Vajrapani (Peaceful, Vajra & Bell) | Vajrapani Main Page | Bodhisattva Main Page
Vajrapani is one of the earliest and most recognizable characters of Buddhist art. He is known for carrying a vajra scepter and being a close attendant to the historical Buddha according to the Mahayana Sutras. In Vajrayana Buddhism Vajrapani is entrusted to safeguard all of the Tantra literature and in this regard he is known as Guhyapati - the Lord of Secrets.
Vajrapani has many different forms and appearances beginning with quiescent to semi-wrathful and then completely wrathful. In peaceful appearance he is typically depicted as white, green, or blue in colour, seated or standing. In the seated posture he can be in a relaxed pose with one leg pendant or in vajra posture with the two legs folded together. He is recognizable by the vajra scepter held in the right or left hand in simple form, or he can hold both a vajra and a bell in the two hands. Sometimes the bell is placed on a flower blossom above the left shoulder and the stem held in the relaxed left hand. When he is depicted with both attributes, vajra and bell, placed on flower blossoms over the shoulder then there is a danger of misidentifying the form as the primordial Buddha Vajradhara.
Vajrapani and the Tantric meditational deity Vajrasattva can easily be confused because they can have the same identical appearance. The only possible way to distinguish between the two is through inscriptions written on the base of a sculpture, or if a painted composition, then through a study of the iconographic context and related deities in a composition, along with any inscriptions. Vajrapani is by far the earlier figure in Buddhist narrative and Vajrasattva only arises from the later Tantra literature as a meditational deity. It is very likely that Vajrasattva is modeled on the form and some of the function that was originated in the character of Vajrapani.
A peaceful Vajrapani, generally in a blue or green colour, is one of the group of Eight Great Bodhisattvas, also known as the Heart-sons of Buddha Shakyamuni. These are principally derived from the Mahayana Sutras and represent the best and brightest of the bodhisattva followers. There is also a system of sixteen great bodhisattvas but they are not commonly depicted in art.
In depictions and sets of paintings, or sculpture of the Eight Bodhisattvas, Vajrapani holds either a vajra scepter alone or a vajra and a bell. There is no standard iconography for these presentations and their appearance depends mostly on the artist and regional tradition.

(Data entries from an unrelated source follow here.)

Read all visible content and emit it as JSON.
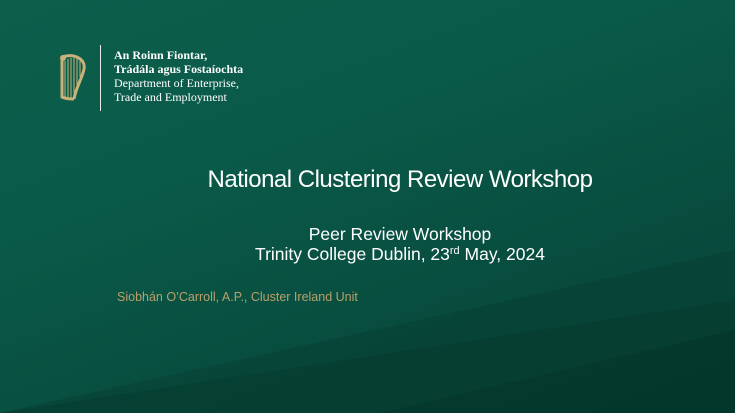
{
  "logo": {
    "icon": "harp-icon",
    "irish_line1": "An Roinn Fiontar,",
    "irish_line2": "Trádála agus Fostaíochta",
    "english_line1": "Department of Enterprise,",
    "english_line2": "Trade and Employment"
  },
  "slide": {
    "title": "National Clustering Review Workshop",
    "subtitle": "Peer Review Workshop",
    "venue_date_prefix": "Trinity College Dublin, 23",
    "venue_date_sup": "rd",
    "venue_date_suffix": " May, 2024",
    "presenter": "Siobhán O’Carroll, A.P., Cluster Ireland Unit"
  },
  "colors": {
    "background": "#0a5a49",
    "text": "#ffffff",
    "accent": "#b9a06a"
  }
}
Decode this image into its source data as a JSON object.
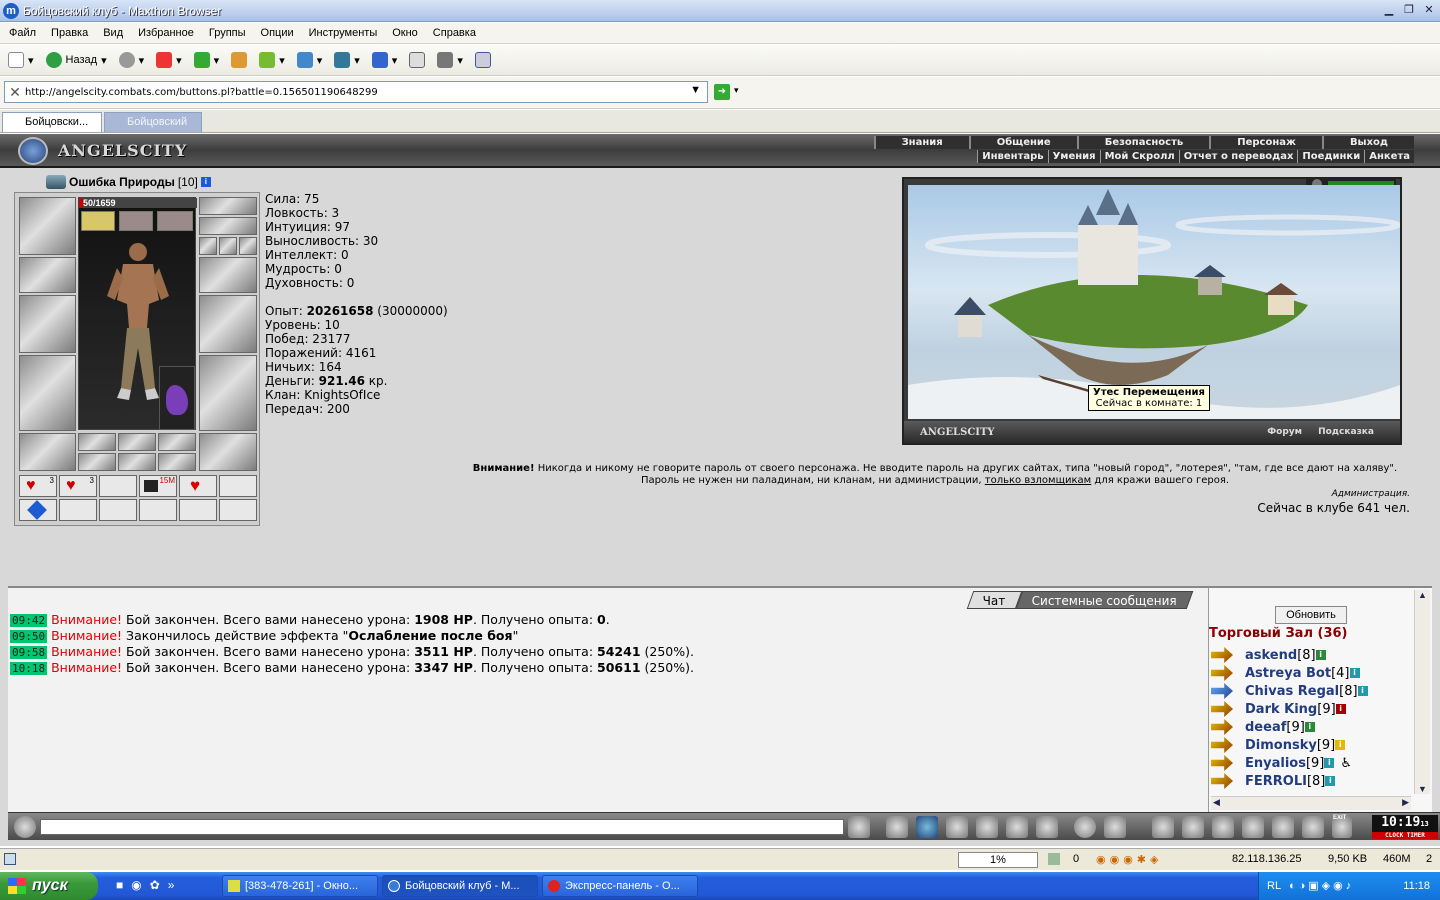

In an important Kriya classification Tantric mandala Vajrapani is placed with Manjushri and Lokeshvara as the triad of the Lords of the Three Families and is described as "In the north is Guhyapati [Vajrapani], blue, the right [hand] holds a vajra to the heart and the left a bell supported at the hip, seated in sattva posture."
In the Sarvadurgati Parishodhana Tantra there are four mandalas that depict a peaceful Vajrapani, white in colour, at the center. They are Mind-Vajrapani with four deities, Vajrapani and the Four Direction Kings, Vajrapani and the Eight Dikpalas, and Vajrapani and the Eight Great Nagas.
In the Mitra Gyatsa of Mitra Yogin there is a peaceful form of Vajrapani, white, with a surrounding complement of twelve retinue deities. This is known as the Vajrapani Thirteen Deity Mandala.
Jeff Watt 6-2013